Textverständnis "Canal boats: the last option for affordable city-centre living?" by J. Meikle/P. Maynard
Hinweis: Die Angaben in Klammern zeigt die Gewichtung der einzelnen Aufgaben.
Answer the following questions using your own words as far as is appropriate. Quote correctly.
- Describe the phenomenon of people living on canal boats in London, taking into account who lives on them and why, and the practicalities of the boaters’ day-to-day lives. (35%)
- Outline the problems related to canal boats in London for local communities and the CRT. Analyse two examples of imagery that are used to illustrate these problems. (35%)
- Analyse the writers’ choice of quotations: how are the quotations used and what are their functions? (30%)
There is a new trend in London as an increasing number of people decide to escape the rising prices for housing and to live on canal boats instead. These people are a “diverse community“ (ll.56/57) as they come from many different backgrounds: There is a decidedly “bohemian” (l.64) crowd with musicians, artists, puppeteers, clowns and actors who are linked to the entertainment business or like to live an alternative lifestyle. But there is also a number of “vulnerable people” (ll. 48-51) who are facing a difficult situation in life, i.e. suffer from personal or financial problems.
The reasons why they decide to live on a boat instead of in a house are just as diversified: Some cannot afford the house prices, but still want to live in a desirable neighbourhood (cf. ll. 22-27). Some want to live close to their working place (cf. ll. 8+45). Others revel in the fact that this is an unconventional lifestyle.
This lifestyle encompasses new challenges and rules: “Boaters” (l.9) must either have home moorings where they can park their boats permanently, or they must move places regularly. A mooring needs to be close to facilities for water, electricity, petrol, places for daily supplies and the maintenance of the boat (batteries, waste, toilets).
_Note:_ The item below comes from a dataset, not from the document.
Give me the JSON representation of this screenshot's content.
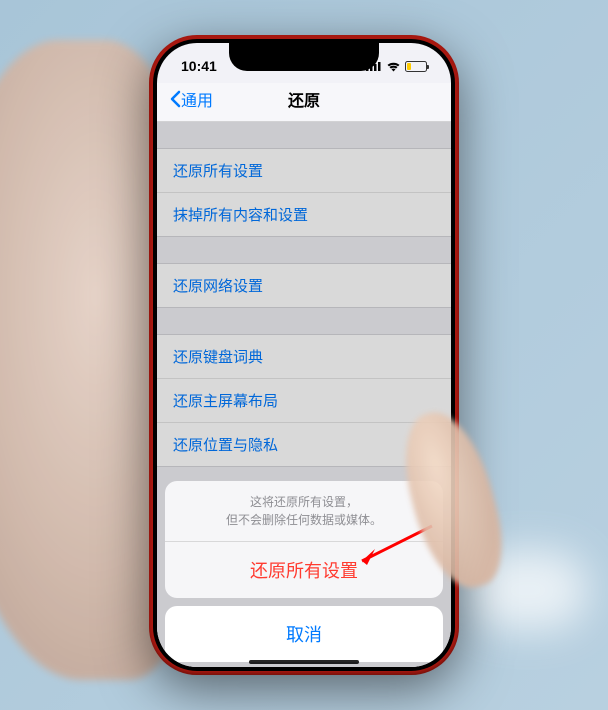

The waterways have their own set of rules concerning noise, pollution, clearance of the waterways and the amount of time one can stay at one place, all of which must be obeyed.
The aforementioned “rules” have to be revised and reinforced, as the huge number of moored canal boats have taken on the appearance of permanent settlements for which there is yet no infrastructure and no city planning (ll.16-21). There is, for example, a decided shortage of moorings, so that “boats are often parked two and sometimes three abreast” (l.15) which blocks the waterways so that traffic cannot pass anymore.
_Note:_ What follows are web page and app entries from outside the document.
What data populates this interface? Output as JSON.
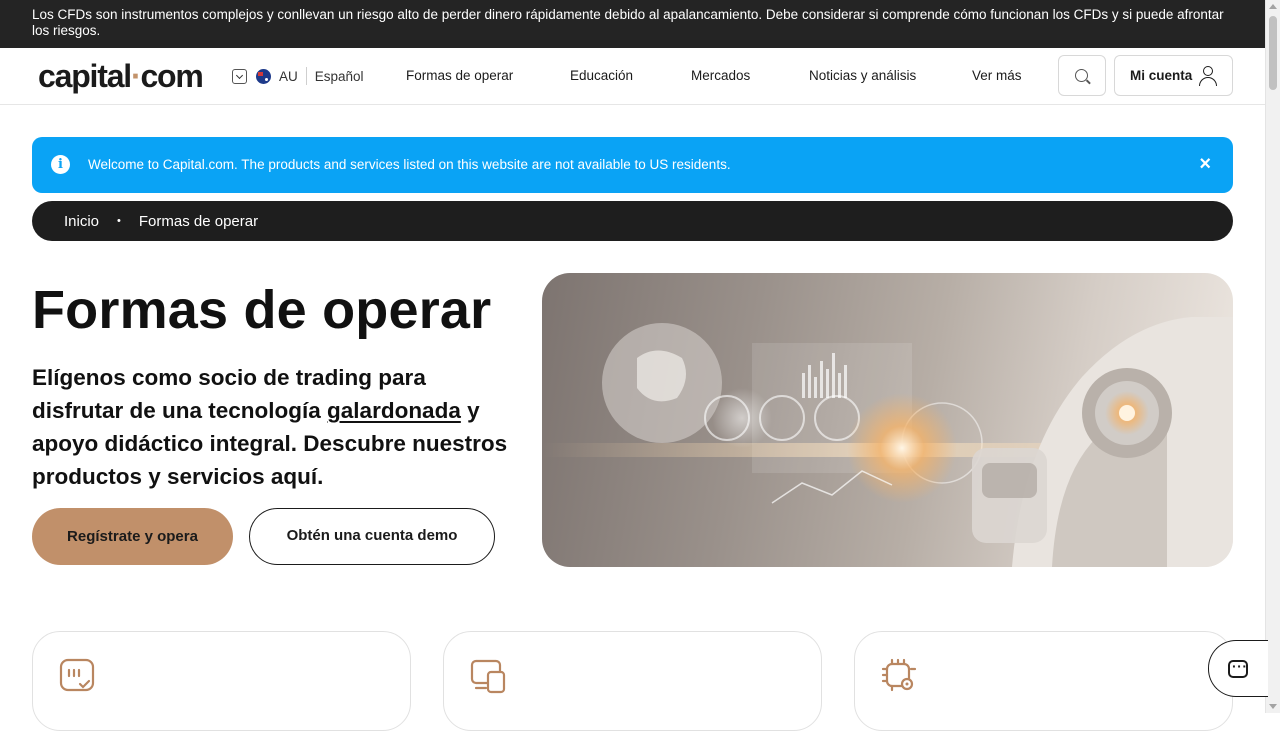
{
  "risk_warning": "Los CFDs son instrumentos complejos y conllevan un riesgo alto de perder dinero rápidamente debido al apalancamiento. Debe considerar si comprende cómo funcionan los CFDs y si puede afrontar los riesgos.",
  "header": {
    "logo_left": "capital",
    "logo_dot": "·",
    "logo_right": "com",
    "region_code": "AU",
    "language": "Español",
    "nav": [
      {
        "label": "Formas de operar"
      },
      {
        "label": "Educación"
      },
      {
        "label": "Mercados"
      },
      {
        "label": "Noticias y análisis"
      },
      {
        "label": "Ver más"
      }
    ],
    "account_label": "Mi cuenta"
  },
  "info_banner": {
    "text": "Welcome to Capital.com. The products and services listed on this website are not available to US residents.",
    "close": "×"
  },
  "breadcrumb": {
    "home": "Inicio",
    "separator": "•",
    "current": "Formas de operar"
  },
  "hero": {
    "title": "Formas de operar",
    "subtitle_before": "Elígenos como socio de trading para disfrutar de una tecnología ",
    "subtitle_link": "galardonada",
    "subtitle_after": " y apoyo didáctico integral. Descubre nuestros productos y servicios aquí.",
    "register_button": "Regístrate y opera",
    "demo_button": "Obtén una cuenta demo"
  },
  "colors": {
    "accent": "#c1906a",
    "info_blue": "#0aa3f5",
    "dark": "#1e1e1e"
  },
  "cards": [
    {
      "icon": "chat-check-icon"
    },
    {
      "icon": "devices-icon"
    },
    {
      "icon": "chip-gear-icon"
    }
  ]
}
Besides, conflicts arise between the boaters and the residents ashore, as some of the boaters do not feel obliged to follow the rules concerning length of stay, noise and environmental regulations. In the article, this conflict is titled “fleet versus street” (l.9) which uses metonymies to concurrently illustrate the connection of the two opposing parties (as both terms rhyme) as well as their differences, which in this case are the locations, and thus the perspectives of the groups.
The alleged opportunity for boaters to have a “zone-one location to live, work and play” (ll.22/23) without wanting to pay the taxes causes further resentment.
The CRT lacks the legal power (ll.35/36) to solve problems like the need to provide help for those boaters who have personal or financial difficulties, or to ensure that the rules and regulations are being obeyed. To express the severity of these problems, the author uses the metaphor “wrestling” (l. 34), which is taken from the semantic field of competitive sports. The term emphasizes the struggle (one could say the fight) the CRT is having in dealing with the challenges of the ever-expanding settlement on the river.
The choice of quotations make the article, on the whole, appear balanced, impartial and authentic, as all parties involved into the conflict have the chance to voice their opinions: the boaters, a resident who lives next to the canal and the “officials”.
Besides, the statements are strategically placed throughout the text. They support and illustrate the line of argumentation:
The two boaters’ statements frame the text, providing, from the first line on, an authentic insight into life on the Thames, and conclude the text with an emotional appeal to the readers that life on the Thames needs to be preserved.
The resident’s statement stands representatively for the personal implications for those residents living close to the canal, whereas the officials’ statements represent, more neutrally, the administrative and legal aspects.